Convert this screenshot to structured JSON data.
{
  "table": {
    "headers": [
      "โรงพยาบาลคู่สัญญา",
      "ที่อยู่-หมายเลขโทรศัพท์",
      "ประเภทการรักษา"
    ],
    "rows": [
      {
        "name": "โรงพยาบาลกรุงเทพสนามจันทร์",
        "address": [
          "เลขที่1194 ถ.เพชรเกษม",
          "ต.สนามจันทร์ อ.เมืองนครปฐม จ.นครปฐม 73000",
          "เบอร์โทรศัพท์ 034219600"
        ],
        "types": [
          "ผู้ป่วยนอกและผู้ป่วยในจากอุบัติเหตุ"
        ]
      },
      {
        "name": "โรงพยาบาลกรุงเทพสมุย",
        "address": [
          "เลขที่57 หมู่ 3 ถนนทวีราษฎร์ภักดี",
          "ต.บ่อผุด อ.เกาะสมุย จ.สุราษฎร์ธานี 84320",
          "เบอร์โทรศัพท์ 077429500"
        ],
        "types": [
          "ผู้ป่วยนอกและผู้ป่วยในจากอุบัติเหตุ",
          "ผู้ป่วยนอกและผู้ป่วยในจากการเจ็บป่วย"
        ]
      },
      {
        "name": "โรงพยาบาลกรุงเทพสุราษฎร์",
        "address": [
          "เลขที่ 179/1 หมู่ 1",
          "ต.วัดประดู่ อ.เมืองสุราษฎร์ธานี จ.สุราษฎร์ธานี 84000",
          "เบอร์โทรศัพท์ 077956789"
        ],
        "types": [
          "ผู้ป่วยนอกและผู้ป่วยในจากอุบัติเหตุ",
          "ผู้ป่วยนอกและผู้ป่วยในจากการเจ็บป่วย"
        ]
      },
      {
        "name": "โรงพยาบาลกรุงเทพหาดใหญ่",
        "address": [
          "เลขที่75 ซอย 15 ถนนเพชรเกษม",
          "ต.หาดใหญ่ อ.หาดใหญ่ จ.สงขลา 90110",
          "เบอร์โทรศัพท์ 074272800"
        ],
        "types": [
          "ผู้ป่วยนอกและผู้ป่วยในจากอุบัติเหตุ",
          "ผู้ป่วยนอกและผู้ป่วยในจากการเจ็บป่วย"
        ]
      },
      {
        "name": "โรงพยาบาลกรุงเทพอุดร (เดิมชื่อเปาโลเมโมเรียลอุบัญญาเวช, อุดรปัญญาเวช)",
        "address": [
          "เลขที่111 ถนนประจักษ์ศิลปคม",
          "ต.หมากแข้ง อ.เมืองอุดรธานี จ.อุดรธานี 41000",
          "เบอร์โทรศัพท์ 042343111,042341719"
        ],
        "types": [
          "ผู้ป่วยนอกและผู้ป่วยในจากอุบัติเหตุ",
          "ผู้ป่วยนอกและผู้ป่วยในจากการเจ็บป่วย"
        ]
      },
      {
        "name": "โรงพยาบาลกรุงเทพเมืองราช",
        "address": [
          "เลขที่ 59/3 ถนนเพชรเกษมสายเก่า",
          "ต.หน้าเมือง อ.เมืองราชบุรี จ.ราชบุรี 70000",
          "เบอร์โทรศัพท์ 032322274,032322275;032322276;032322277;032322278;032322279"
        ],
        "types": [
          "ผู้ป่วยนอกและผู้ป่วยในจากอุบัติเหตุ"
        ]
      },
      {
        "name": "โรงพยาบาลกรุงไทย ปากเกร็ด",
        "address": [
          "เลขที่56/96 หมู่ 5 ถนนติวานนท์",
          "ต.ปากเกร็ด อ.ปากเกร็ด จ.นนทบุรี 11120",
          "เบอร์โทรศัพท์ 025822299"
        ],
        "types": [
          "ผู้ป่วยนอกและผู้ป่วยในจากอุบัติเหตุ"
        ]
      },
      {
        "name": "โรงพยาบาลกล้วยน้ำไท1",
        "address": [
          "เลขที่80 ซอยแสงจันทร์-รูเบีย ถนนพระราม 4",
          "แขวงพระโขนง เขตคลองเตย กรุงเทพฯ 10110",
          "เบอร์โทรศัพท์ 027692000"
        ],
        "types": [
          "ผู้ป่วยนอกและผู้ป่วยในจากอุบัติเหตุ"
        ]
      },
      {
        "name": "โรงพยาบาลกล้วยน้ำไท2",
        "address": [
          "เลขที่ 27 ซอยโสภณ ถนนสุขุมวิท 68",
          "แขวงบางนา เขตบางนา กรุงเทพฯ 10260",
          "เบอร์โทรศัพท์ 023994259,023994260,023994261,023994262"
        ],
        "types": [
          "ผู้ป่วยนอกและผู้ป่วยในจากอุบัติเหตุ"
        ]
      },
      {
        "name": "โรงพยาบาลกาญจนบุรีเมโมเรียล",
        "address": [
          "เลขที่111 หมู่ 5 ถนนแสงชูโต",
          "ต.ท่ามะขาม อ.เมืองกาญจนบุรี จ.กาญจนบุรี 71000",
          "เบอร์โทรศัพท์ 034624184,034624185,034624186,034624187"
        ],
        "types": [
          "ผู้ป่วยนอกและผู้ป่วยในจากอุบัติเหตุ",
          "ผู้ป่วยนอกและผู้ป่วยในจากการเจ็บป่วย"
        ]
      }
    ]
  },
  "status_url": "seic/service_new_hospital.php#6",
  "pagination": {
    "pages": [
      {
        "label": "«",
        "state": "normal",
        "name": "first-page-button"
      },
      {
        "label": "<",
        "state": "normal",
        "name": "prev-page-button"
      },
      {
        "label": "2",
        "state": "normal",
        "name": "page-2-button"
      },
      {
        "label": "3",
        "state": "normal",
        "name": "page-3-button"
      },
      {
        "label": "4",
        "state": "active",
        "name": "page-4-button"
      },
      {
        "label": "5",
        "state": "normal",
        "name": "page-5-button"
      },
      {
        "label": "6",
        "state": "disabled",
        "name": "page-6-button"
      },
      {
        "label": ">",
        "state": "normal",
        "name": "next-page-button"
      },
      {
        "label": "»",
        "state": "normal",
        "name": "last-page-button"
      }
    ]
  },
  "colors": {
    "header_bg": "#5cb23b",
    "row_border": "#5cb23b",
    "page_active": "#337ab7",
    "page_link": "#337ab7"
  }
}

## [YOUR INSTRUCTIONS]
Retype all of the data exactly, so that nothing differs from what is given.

## [EXERCISE RESPONSE]
Convert this screenshot to structured JSON data.
{
  "table": {
    "headers": [
      "โรงพยาบาลคู่สัญญา",
      "ที่อยู่-หมายเลขโทรศัพท์",
      "ประเภทการรักษา"
    ],
    "rows": [
      {
        "name": "โรงพยาบาลกรุงเทพสนามจันทร์",
        "address": [
          "เลขที่1194 ถ.เพชรเกษม",
          "ต.สนามจันทร์ อ.เมืองนครปฐม จ.นครปฐม 73000",
          "เบอร์โทรศัพท์ 034219600"
        ],
        "types": [
          "ผู้ป่วยนอกและผู้ป่วยในจากอุบัติเหตุ"
        ]
      },
      {
        "name": "โรงพยาบาลกรุงเทพสมุย",
        "address": [
          "เลขที่57 หมู่ 3 ถนนทวีราษฎร์ภักดี",
          "ต.บ่อผุด อ.เกาะสมุย จ.สุราษฎร์ธานี 84320",
          "เบอร์โทรศัพท์ 077429500"
        ],
        "types": [
          "ผู้ป่วยนอกและผู้ป่วยในจากอุบัติเหตุ",
          "ผู้ป่วยนอกและผู้ป่วยในจากการเจ็บป่วย"
        ]
      },
      {
        "name": "โรงพยาบาลกรุงเทพสุราษฎร์",
        "address": [
          "เลขที่ 179/1 หมู่ 1",
          "ต.วัดประดู่ อ.เมืองสุราษฎร์ธานี จ.สุราษฎร์ธานี 84000",
          "เบอร์โทรศัพท์ 077956789"
        ],
        "types": [
          "ผู้ป่วยนอกและผู้ป่วยในจากอุบัติเหตุ",
          "ผู้ป่วยนอกและผู้ป่วยในจากการเจ็บป่วย"
        ]
      },
      {
        "name": "โรงพยาบาลกรุงเทพหาดใหญ่",
        "address": [
          "เลขที่75 ซอย 15 ถนนเพชรเกษม",
          "ต.หาดใหญ่ อ.หาดใหญ่ จ.สงขลา 90110",
          "เบอร์โทรศัพท์ 074272800"
        ],
        "types": [
          "ผู้ป่วยนอกและผู้ป่วยในจากอุบัติเหตุ",
          "ผู้ป่วยนอกและผู้ป่วยในจากการเจ็บป่วย"
        ]
      },
      {
        "name": "โรงพยาบาลกรุงเทพอุดร (เดิมชื่อเปาโลเมโมเรียลอุบัญญาเวช, อุดรปัญญาเวช)",
        "address": [
          "เลขที่111 ถนนประจักษ์ศิลปคม",
          "ต.หมากแข้ง อ.เมืองอุดรธานี จ.อุดรธานี 41000",
          "เบอร์โทรศัพท์ 042343111,042341719"
        ],
        "types": [
          "ผู้ป่วยนอกและผู้ป่วยในจากอุบัติเหตุ",
          "ผู้ป่วยนอกและผู้ป่วยในจากการเจ็บป่วย"
        ]
      },
      {
        "name": "โรงพยาบาลกรุงเทพเมืองราช",
        "address": [
          "เลขที่ 59/3 ถนนเพชรเกษมสายเก่า",
          "ต.หน้าเมือง อ.เมืองราชบุรี จ.ราชบุรี 70000",
          "เบอร์โทรศัพท์ 032322274,032322275;032322276;032322277;032322278;032322279"
        ],
        "types": [
          "ผู้ป่วยนอกและผู้ป่วยในจากอุบัติเหตุ"
        ]
      },
      {
        "name": "โรงพยาบาลกรุงไทย ปากเกร็ด",
        "address": [
          "เลขที่56/96 หมู่ 5 ถนนติวานนท์",
          "ต.ปากเกร็ด อ.ปากเกร็ด จ.นนทบุรี 11120",
          "เบอร์โทรศัพท์ 025822299"
        ],
        "types": [
          "ผู้ป่วยนอกและผู้ป่วยในจากอุบัติเหตุ"
        ]
      },
      {
        "name": "โรงพยาบาลกล้วยน้ำไท1",
        "address": [
          "เลขที่80 ซอยแสงจันทร์-รูเบีย ถนนพระราม 4",
          "แขวงพระโขนง เขตคลองเตย กรุงเทพฯ 10110",
          "เบอร์โทรศัพท์ 027692000"
        ],
        "types": [
          "ผู้ป่วยนอกและผู้ป่วยในจากอุบัติเหตุ"
        ]
      },
      {
        "name": "โรงพยาบาลกล้วยน้ำไท2",
        "address": [
          "เลขที่ 27 ซอยโสภณ ถนนสุขุมวิท 68",
          "แขวงบางนา เขตบางนา กรุงเทพฯ 10260",
          "เบอร์โทรศัพท์ 023994259,023994260,023994261,023994262"
        ],
        "types": [
          "ผู้ป่วยนอกและผู้ป่วยในจากอุบัติเหตุ"
        ]
      },
      {
        "name": "โรงพยาบาลกาญจนบุรีเมโมเรียล",
        "address": [
          "เลขที่111 หมู่ 5 ถนนแสงชูโต",
          "ต.ท่ามะขาม อ.เมืองกาญจนบุรี จ.กาญจนบุรี 71000",
          "เบอร์โทรศัพท์ 034624184,034624185,034624186,034624187"
        ],
        "types": [
          "ผู้ป่วยนอกและผู้ป่วยในจากอุบัติเหตุ",
          "ผู้ป่วยนอกและผู้ป่วยในจากการเจ็บป่วย"
        ]
      }
    ]
  },
  "status_url": "seic/service_new_hospital.php#6",
  "pagination": {
    "pages": [
      {
        "label": "«",
        "state": "normal",
        "name": "first-page-button"
      },
      {
        "label": "<",
        "state": "normal",
        "name": "prev-page-button"
      },
      {
        "label": "2",
        "state": "normal",
        "name": "page-2-button"
      },
      {
        "label": "3",
        "state": "normal",
        "name": "page-3-button"
      },
      {
        "label": "4",
        "state": "active",
        "name": "page-4-button"
      },
      {
        "label": "5",
        "state": "normal",
        "name": "page-5-button"
      },
      {
        "label": "6",
        "state": "disabled",
        "name": "page-6-button"
      },
      {
        "label": ">",
        "state": "normal",
        "name": "next-page-button"
      },
      {
        "label": "»",
        "state": "normal",
        "name": "last-page-button"
      }
    ]
  },
  "colors": {
    "header_bg": "#5cb23b",
    "row_border": "#5cb23b",
    "page_active": "#337ab7",
    "page_link": "#337ab7"
  }
}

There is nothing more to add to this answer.